### Instructions for the task
Scan the entries for lines with the word "value", then copy those lines.

### Dataset entries
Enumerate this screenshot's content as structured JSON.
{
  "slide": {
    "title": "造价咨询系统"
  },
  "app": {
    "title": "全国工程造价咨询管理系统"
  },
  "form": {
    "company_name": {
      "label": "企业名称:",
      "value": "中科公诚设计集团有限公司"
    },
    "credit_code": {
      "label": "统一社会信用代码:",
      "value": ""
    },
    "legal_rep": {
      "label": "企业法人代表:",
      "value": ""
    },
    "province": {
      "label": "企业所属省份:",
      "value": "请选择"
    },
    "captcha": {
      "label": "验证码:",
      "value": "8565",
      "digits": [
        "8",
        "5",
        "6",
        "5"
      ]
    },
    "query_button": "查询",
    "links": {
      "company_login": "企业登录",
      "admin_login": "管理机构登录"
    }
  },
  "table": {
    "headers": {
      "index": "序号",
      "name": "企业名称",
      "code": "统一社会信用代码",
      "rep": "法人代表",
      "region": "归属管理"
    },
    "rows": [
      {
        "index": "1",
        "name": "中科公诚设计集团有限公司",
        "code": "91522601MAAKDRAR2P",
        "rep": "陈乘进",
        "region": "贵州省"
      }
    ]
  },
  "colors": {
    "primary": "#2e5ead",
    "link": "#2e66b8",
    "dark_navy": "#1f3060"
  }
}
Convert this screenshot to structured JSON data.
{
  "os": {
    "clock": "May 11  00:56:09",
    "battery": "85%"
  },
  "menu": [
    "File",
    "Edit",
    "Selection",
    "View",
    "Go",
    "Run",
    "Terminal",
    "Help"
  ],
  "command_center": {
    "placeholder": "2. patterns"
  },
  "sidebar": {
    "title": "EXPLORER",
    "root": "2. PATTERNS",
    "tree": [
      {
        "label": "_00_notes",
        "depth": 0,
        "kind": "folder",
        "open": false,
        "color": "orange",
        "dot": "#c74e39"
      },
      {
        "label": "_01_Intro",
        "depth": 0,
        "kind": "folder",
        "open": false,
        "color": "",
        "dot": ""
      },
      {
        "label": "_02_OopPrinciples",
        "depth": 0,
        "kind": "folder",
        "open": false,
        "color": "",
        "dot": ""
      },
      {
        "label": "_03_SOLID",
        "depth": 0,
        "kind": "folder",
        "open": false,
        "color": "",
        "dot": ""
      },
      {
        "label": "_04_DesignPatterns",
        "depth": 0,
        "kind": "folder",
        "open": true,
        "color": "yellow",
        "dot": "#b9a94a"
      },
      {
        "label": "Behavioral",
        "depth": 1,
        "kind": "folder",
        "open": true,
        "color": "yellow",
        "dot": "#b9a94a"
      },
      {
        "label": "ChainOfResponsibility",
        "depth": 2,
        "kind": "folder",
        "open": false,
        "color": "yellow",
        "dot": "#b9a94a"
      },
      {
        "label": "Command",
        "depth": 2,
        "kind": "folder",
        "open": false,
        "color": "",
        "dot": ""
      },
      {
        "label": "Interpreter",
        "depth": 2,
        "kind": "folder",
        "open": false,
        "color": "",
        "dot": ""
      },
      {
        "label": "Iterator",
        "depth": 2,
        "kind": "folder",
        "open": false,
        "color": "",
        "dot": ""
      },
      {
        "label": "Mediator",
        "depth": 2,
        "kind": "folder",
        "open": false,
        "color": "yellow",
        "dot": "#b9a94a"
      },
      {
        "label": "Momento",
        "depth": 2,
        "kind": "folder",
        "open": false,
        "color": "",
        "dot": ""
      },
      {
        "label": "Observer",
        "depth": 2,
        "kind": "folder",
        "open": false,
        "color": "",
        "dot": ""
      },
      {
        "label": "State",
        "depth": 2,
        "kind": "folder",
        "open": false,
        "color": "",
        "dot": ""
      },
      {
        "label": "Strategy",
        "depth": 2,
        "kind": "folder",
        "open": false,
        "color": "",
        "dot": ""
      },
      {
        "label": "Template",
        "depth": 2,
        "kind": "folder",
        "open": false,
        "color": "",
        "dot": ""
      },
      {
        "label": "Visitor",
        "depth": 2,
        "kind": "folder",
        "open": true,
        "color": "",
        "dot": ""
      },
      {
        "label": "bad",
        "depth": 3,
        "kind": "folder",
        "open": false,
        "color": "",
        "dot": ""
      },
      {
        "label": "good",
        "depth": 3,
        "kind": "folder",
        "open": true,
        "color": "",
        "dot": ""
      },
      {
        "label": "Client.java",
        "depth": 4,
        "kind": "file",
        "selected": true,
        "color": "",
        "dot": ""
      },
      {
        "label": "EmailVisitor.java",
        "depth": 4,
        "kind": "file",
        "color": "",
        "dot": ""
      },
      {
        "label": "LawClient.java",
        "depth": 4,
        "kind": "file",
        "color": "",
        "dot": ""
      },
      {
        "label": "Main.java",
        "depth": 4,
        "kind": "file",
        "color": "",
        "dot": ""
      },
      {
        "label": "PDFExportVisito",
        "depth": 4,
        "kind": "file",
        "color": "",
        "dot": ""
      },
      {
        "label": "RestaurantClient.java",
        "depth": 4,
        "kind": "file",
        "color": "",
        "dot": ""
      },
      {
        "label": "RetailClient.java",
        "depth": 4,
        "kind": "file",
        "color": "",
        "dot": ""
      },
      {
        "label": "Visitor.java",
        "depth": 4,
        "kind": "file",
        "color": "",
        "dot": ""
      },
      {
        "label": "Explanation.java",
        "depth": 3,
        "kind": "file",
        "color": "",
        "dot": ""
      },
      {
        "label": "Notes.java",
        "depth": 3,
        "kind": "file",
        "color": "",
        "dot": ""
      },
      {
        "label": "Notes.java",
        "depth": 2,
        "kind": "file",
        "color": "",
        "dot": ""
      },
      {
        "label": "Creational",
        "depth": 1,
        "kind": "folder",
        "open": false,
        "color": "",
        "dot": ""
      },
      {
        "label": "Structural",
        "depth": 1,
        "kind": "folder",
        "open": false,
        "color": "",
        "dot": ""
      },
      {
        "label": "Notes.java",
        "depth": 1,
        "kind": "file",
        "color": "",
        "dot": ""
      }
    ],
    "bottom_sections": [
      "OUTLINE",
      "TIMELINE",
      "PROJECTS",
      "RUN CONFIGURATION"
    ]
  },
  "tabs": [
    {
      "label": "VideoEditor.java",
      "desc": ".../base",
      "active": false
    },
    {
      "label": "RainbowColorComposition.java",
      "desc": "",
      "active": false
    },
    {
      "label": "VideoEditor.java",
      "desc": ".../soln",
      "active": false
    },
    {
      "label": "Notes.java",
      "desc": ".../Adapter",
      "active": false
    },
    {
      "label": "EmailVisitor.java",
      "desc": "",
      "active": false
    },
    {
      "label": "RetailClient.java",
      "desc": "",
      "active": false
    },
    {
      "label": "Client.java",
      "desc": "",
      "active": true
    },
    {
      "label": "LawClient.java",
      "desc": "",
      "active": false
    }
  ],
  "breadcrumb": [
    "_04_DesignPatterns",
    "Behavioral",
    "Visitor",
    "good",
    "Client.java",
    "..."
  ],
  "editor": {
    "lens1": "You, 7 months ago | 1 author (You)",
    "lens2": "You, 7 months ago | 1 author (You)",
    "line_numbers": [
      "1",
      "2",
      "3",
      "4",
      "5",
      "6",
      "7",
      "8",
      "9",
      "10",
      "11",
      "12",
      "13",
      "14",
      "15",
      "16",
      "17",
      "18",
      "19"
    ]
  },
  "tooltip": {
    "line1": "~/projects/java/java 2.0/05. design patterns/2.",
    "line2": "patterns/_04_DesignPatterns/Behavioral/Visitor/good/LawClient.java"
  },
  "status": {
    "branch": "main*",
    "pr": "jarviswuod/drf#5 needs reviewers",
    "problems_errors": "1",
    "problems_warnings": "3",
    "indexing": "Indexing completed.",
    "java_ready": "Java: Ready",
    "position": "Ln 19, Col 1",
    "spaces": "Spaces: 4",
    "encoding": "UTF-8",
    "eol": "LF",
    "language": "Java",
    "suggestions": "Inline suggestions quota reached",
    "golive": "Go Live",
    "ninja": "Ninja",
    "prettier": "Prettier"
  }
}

### Output below
      "value": "中科公诚设计集团有限公司"
      "value": ""
      "value": ""
      "value": "请选择"
      "value": "8565",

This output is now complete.